Chemistry is for everyone, no matter your age! Students will be surprised to learn that we are surrounded by dozens of chemical reactions every day, from photosynthesis to digestion to electrochemistry.
What exactly is chemistry? To understand chemistry, you must know what matter is. Everything is made of matter, from your favorite book to yesterday’s lunch. And matter is made up of tiny parts called atoms and molecules. Chemistry is the study of matter and how it changes, like how water turns into ice when it’s cold (freezing) or how metal rusts over time (oxidation).
For the 30th anniversary of National Chemistry Week (NCW) on October 22-28, join science enthusiasts around the world to promote the value of chemistry in everyday life. With “Chemistry Rocks!” as this year’s theme, NCW is a great opportunity to teach students about the wonders of chemistry. Through simple chemistry experiments, they can discover concepts like combustion and exothermic reactions. Try the experiments below to get started:
Invisible Ink: Students will enjoy creating secret messages with this invisible ink experiment! Using lemon juice and a cotton swab, let them write their secret message on white paper. Once dry, apply heat to reveal the message.

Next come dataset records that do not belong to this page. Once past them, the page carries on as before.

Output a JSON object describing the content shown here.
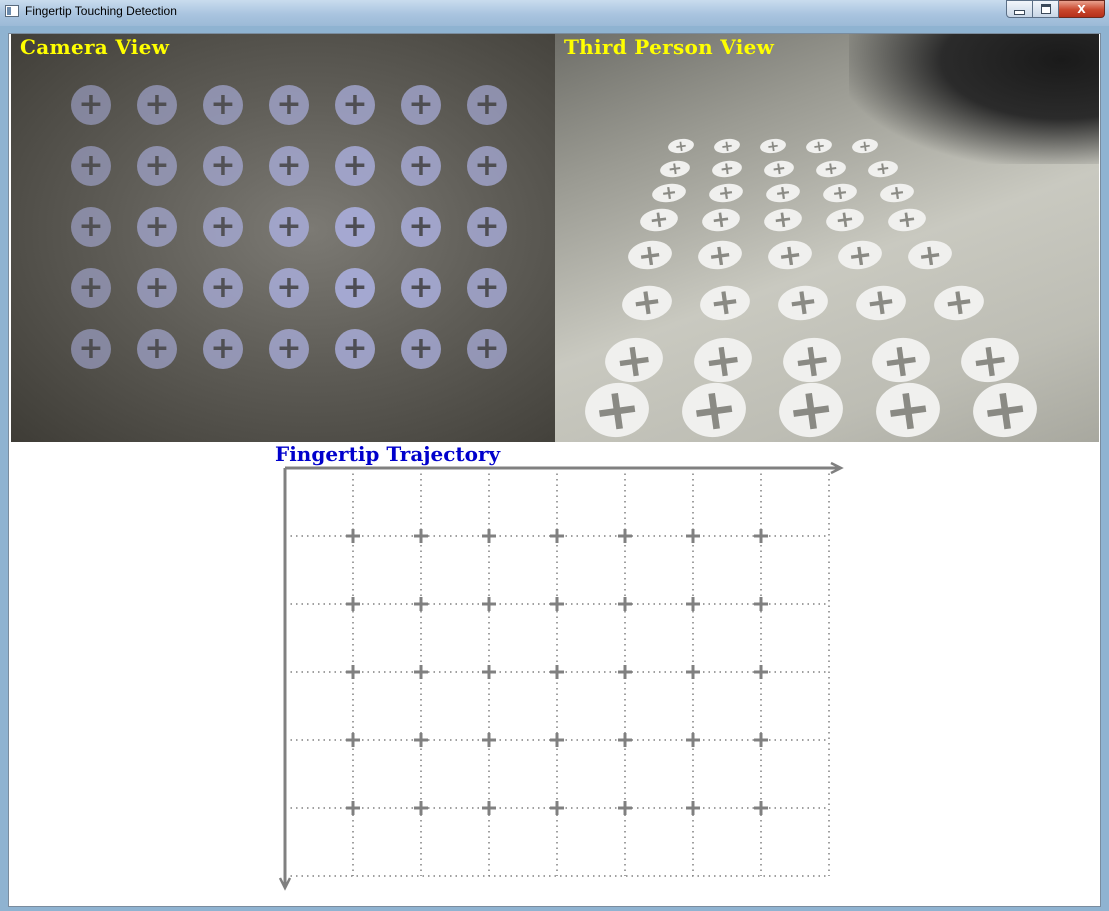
{
  "window": {
    "title": "Fingertip Touching Detection",
    "buttons": {
      "minimize": "minimize",
      "maximize": "maximize",
      "close": "X"
    }
  },
  "panes": {
    "camera": {
      "label": "Camera View"
    },
    "third_person": {
      "label": "Third Person View"
    }
  },
  "trajectory": {
    "title": "Fingertip Trajectory",
    "grid_columns": 7,
    "grid_rows": 5,
    "color_axis": "#808080",
    "color_title": "#0000cc"
  },
  "colors": {
    "pane_label": "#ffff00",
    "camera_dot": "#a8acd8",
    "third_dot": "#f0f0ee"
  }
}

- Lemon juice
- Small cup or container
- Cotton swab
- Plain paper
- Heat source (ie. incandescent light bulb or iron)
- Adult supervision

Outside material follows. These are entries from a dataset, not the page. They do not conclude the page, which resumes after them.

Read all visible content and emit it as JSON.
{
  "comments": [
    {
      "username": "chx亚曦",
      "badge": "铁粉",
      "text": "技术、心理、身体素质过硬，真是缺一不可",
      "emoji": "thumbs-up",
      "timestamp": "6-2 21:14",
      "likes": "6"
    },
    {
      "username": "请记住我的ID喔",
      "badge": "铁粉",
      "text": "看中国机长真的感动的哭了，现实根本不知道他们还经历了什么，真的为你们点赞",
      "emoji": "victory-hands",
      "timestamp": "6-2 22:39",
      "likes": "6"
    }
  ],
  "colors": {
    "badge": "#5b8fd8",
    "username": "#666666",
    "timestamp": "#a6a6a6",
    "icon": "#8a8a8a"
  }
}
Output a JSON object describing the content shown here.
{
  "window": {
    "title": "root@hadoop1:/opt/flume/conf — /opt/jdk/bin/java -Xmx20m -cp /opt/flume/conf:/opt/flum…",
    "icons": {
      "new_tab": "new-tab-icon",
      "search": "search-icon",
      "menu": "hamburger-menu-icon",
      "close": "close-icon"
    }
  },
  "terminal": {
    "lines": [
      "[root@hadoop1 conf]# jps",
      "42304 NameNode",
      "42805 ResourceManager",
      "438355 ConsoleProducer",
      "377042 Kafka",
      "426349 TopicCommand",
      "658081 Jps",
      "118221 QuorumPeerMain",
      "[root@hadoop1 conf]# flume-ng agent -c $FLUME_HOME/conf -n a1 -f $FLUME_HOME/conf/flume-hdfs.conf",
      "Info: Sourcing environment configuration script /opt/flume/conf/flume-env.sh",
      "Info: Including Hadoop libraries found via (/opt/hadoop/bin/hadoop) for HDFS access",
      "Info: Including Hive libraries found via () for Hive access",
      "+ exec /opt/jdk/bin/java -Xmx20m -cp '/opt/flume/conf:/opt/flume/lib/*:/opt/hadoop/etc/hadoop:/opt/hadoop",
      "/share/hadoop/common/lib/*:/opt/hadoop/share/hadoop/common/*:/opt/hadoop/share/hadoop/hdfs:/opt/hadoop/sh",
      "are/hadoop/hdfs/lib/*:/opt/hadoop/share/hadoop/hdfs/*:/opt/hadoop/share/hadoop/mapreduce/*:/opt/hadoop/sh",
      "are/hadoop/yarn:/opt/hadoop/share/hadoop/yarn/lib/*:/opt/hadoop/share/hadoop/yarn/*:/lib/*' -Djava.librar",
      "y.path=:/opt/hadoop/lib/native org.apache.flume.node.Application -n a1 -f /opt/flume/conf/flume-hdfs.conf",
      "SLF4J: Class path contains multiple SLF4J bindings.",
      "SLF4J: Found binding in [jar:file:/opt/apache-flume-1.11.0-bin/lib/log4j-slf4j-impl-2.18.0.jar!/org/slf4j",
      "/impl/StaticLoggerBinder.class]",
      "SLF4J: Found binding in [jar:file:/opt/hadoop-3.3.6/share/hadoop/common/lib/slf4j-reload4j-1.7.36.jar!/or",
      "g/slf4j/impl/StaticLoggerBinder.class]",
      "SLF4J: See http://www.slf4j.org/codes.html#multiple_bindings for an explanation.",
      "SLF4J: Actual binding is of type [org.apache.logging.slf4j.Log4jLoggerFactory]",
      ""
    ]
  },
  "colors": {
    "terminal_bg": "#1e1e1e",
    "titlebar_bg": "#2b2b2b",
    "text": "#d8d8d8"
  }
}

Science Behind the Experiment: The heat breaks down the compounds in the lemon juice and releases the carbon. Once carbon comes in contact with air, oxidation occurs and the lemon juice turns brown, making the hidden message appear.
Baking Soda-Powered Boat: By combining vinegar and baking soda, students can create a chemical reaction that powers a soda bottle boat! It’s the same principle used by airplane jet engines. Hot gases are thrown backward out of the engine, and that propels the airplane forward.
- Plastic bottle (empty)
- Baking soda
- Craft knife (optional)
- Adult supervision
Science Behind the Experiment: Combining baking soda (sodium bicarbonate) and vinegar (acetic acid) creates an acid-base reaction, which produces carbon dioxide. When this happens inside the bottle, the gas must escape out the straw, causing the boat to push forward.
Exothermic Reaction: An exothermic reaction is a chemical reaction that releases energy by light or heat. For this experiment, students will investigate what happens when yeast is added to a bowl filled with hydrogen peroxide.
- Quick-rising dry yeast
- Hydrogen peroxide solution
- Small bowl
- Pencil and paper
- Measuring cup
- Measuring spoon
- Clock or stopwatch
- Safety glasses
Science Behind the Experiment: Hydrogen peroxide naturally decomposes into water, oxygen gas and a small amount of heat energy over time. The yeast, which acts as a catalyst, speeds up the decomposition once added. As a result, the amount of heat energy produced is more noticeable and the temperature increases.
For more science exploration, check out Fizz, Bubble & Flash!: Element Explorations & Atom Adventures for Hands-On Science Fun!